What to produce: Counting only lines that contain the word "Network", state the total for the listing below and nothing else.

Records to process:
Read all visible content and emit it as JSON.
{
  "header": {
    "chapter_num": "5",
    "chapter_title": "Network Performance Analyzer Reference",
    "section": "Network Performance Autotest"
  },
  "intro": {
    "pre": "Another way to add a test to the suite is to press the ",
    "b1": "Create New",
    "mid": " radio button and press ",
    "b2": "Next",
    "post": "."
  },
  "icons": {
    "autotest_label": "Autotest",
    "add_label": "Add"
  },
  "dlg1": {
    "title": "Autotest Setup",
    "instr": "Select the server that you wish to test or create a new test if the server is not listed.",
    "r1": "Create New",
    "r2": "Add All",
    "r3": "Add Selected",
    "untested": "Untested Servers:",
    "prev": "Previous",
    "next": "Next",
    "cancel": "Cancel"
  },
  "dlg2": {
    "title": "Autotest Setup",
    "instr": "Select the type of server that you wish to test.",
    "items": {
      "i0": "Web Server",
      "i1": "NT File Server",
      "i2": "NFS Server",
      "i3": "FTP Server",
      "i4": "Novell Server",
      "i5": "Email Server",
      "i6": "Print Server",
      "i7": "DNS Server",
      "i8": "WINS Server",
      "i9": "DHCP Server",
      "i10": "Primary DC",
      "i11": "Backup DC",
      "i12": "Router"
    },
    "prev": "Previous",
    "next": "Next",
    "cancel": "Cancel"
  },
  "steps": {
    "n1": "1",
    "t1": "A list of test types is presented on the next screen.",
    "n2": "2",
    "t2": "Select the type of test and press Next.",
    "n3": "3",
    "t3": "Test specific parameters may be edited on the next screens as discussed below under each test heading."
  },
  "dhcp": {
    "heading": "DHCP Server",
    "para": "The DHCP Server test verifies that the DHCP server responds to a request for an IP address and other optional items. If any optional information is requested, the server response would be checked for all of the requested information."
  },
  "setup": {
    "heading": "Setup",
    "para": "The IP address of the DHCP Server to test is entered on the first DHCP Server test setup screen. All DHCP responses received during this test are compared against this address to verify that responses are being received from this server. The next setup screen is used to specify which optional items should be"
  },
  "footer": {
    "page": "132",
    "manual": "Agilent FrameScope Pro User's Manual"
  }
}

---

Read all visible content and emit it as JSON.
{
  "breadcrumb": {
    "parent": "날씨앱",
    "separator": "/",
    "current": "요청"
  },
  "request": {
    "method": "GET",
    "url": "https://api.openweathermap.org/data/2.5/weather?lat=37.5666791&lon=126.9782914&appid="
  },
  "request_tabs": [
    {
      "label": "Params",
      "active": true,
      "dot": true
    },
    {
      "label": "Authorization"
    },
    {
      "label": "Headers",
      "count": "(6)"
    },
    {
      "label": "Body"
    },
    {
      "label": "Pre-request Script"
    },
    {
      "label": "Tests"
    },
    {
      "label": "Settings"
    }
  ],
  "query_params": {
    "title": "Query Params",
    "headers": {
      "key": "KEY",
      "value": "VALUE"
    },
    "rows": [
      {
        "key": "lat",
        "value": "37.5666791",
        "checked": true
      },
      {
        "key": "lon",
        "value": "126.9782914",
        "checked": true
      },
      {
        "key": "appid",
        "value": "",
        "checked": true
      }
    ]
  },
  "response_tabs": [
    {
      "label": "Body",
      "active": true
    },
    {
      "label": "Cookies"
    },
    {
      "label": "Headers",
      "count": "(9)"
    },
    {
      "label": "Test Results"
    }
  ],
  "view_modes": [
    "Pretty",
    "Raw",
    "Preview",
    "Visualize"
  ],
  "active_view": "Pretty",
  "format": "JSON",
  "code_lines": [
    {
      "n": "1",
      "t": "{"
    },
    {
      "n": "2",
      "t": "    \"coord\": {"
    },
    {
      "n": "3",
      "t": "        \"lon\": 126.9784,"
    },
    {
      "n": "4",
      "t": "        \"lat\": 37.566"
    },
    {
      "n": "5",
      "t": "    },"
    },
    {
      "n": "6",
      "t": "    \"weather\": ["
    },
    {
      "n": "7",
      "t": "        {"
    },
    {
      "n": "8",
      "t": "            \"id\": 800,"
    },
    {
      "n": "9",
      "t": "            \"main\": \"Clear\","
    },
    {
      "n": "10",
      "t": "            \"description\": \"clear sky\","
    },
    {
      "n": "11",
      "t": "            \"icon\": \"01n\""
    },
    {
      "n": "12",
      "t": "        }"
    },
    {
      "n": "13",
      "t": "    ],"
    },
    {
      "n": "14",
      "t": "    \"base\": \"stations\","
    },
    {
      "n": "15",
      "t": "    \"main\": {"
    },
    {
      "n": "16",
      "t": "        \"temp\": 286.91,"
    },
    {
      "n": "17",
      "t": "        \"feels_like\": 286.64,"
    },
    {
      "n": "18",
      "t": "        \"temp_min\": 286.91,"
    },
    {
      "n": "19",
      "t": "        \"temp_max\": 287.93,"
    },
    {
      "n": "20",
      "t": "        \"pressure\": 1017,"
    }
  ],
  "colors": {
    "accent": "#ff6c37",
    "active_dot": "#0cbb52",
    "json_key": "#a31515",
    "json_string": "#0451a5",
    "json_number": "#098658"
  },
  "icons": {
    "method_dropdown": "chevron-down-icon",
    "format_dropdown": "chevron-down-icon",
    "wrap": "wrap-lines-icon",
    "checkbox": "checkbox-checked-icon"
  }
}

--

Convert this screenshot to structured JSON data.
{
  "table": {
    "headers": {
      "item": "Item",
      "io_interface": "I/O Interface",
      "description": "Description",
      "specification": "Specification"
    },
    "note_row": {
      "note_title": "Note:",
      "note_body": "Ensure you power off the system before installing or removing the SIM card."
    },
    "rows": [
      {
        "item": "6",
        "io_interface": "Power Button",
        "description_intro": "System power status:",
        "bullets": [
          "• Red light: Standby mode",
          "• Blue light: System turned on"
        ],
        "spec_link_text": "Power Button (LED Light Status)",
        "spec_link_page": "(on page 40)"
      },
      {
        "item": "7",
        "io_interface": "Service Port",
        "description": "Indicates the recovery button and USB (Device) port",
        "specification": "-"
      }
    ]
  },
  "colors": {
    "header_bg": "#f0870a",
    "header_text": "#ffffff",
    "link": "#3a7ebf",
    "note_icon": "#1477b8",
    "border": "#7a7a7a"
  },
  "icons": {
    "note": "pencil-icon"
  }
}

Response: 2